Part of what makes the book gripping is its unpredictable structure: It would be impossible to describe in a Hollywood pitch meeting or a moving elevator.
"My elevator pitch," says Elliott, "is 'Go watch a movie.' I kind of hate that everybody has to sum up a book in a sentence."
Po Bronson, a writer who knows Elliott through their offices in the San Francisco Writers' Grotto, says that what might seem like a mishmash is something "The Adderall Diaries" has in common with its author's life.
"The thing about Stephen, he wears all those hats, without agony," says Bronson, who is the author of "The Nudist on the Late Shift." "It's no problem for him to go from politics to porn to his experience as a Wallace Stegner Fellow to his incredibly searing childhood, to his relationship with women. Those elements are contained largely at peace."
These days, Elliott is spending much of his time touring to support the book. It's not your standard author tour: A few bookstores aside, he's appearing mostly in living rooms and staying with people who know him only from his prose. The idea grew out of another eccentric move: Before the book's release, he sent galleys to people who wrote to his website and pledged to send the book to another reader, who promised to do the same. Many of these events are in small towns that don't typically host literary events.
"It's a totally different readership than you get at a bookstore," Elliott says.
But he is "surprised that people who've read the book would allow me to stay with them. I'm still as [screwed] up as the person in here!"
As for the rest of his energies, they go into the Rumpus, the online culture journal he founded earlier this year. Among the contributors are Stahl, Rick Moody and Steve Almond. The Rumpus is both boho and high-minded: "Basically, we're not opposed to things that are popular," its manifesto states, "but we have no interest in 'art' created by marketing executives."
As unconventional as Elliott's life has been, he's almost zealously old school about the integrity of literature:
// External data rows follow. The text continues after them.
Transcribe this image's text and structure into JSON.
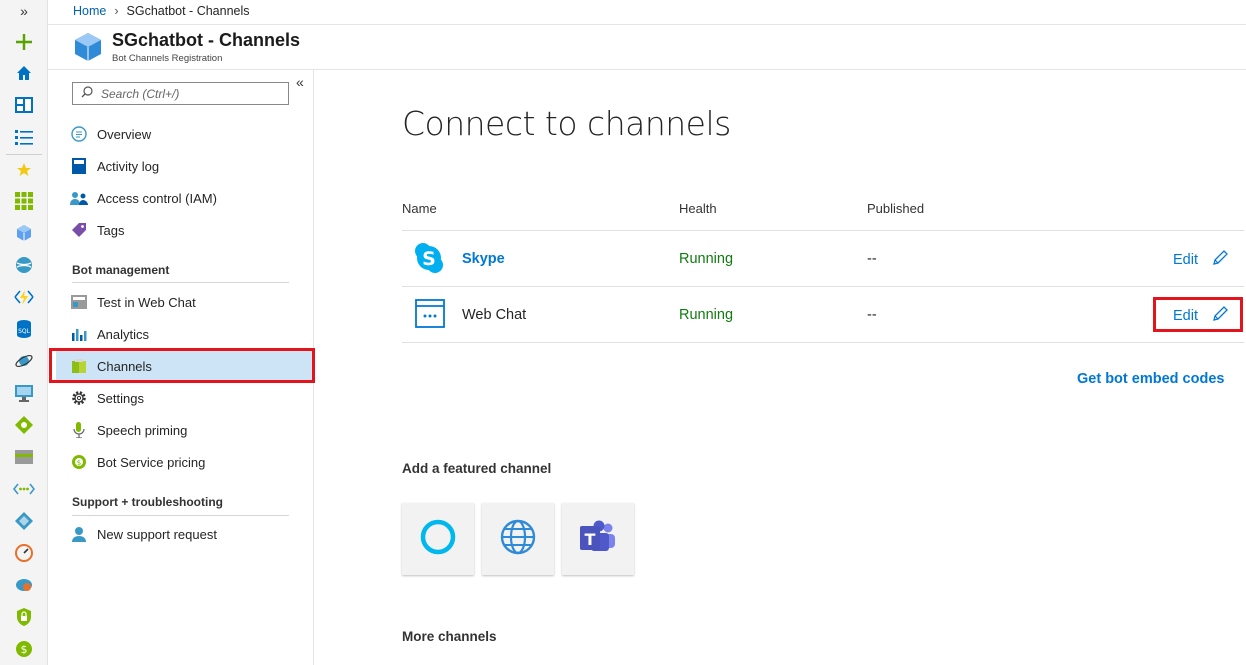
{
  "rail": {
    "expand": "»",
    "icons": [
      "create-resource-icon",
      "home-icon",
      "dashboard-icon",
      "all-services-icon",
      "favorites-star-icon",
      "all-resources-icon",
      "resource-groups-icon",
      "app-services-icon",
      "function-apps-icon",
      "sql-databases-icon",
      "cosmos-db-icon",
      "virtual-machines-icon",
      "load-balancers-icon",
      "storage-accounts-icon",
      "virtual-networks-icon",
      "azure-ad-icon",
      "monitor-icon",
      "advisor-icon",
      "security-center-icon",
      "cost-management-icon"
    ]
  },
  "breadcrumb": {
    "home": "Home",
    "current": "SGchatbot - Channels"
  },
  "resource": {
    "title": "SGchatbot - Channels",
    "subtitle": "Bot Channels Registration"
  },
  "blade": {
    "collapse": "«",
    "search_placeholder": "Search (Ctrl+/)",
    "items": [
      {
        "label": "Overview",
        "icon": "overview-icon"
      },
      {
        "label": "Activity log",
        "icon": "activity-log-icon"
      },
      {
        "label": "Access control (IAM)",
        "icon": "iam-icon"
      },
      {
        "label": "Tags",
        "icon": "tag-icon"
      }
    ],
    "section_bot": "Bot management",
    "bot_items": [
      {
        "label": "Test in Web Chat",
        "icon": "test-webchat-icon"
      },
      {
        "label": "Analytics",
        "icon": "analytics-icon"
      },
      {
        "label": "Channels",
        "icon": "channels-icon",
        "selected": true
      },
      {
        "label": "Settings",
        "icon": "settings-gear-icon"
      },
      {
        "label": "Speech priming",
        "icon": "microphone-icon"
      },
      {
        "label": "Bot Service pricing",
        "icon": "pricing-icon"
      }
    ],
    "section_support": "Support + troubleshooting",
    "support_items": [
      {
        "label": "New support request",
        "icon": "support-person-icon"
      }
    ]
  },
  "main": {
    "title": "Connect to channels",
    "columns": {
      "name": "Name",
      "health": "Health",
      "published": "Published"
    },
    "rows": [
      {
        "name": "Skype",
        "health": "Running",
        "published": "--",
        "edit": "Edit",
        "icon": "skype-icon"
      },
      {
        "name": "Web Chat",
        "health": "Running",
        "published": "--",
        "edit": "Edit",
        "icon": "webchat-window-icon"
      }
    ],
    "embed_link": "Get bot embed codes",
    "featured_heading": "Add a featured channel",
    "featured": [
      "cortana-icon",
      "direct-line-globe-icon",
      "microsoft-teams-icon"
    ],
    "more_heading": "More channels"
  },
  "colors": {
    "accent": "#0078d4",
    "running": "#107c10",
    "highlight": "#e3141b",
    "selected_bg": "#cce4f6"
  }
}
"As a writer, you're entitled to a small apartment and healthcare," he says. "It's a great way to live; I'm not really complaining. I'm basically retired: I do exactly what I want -- I sit in a coffee shop and doodle in my notepad. The fact that I can do that at all is a blessing."Copyright © 2015, Los Angeles Times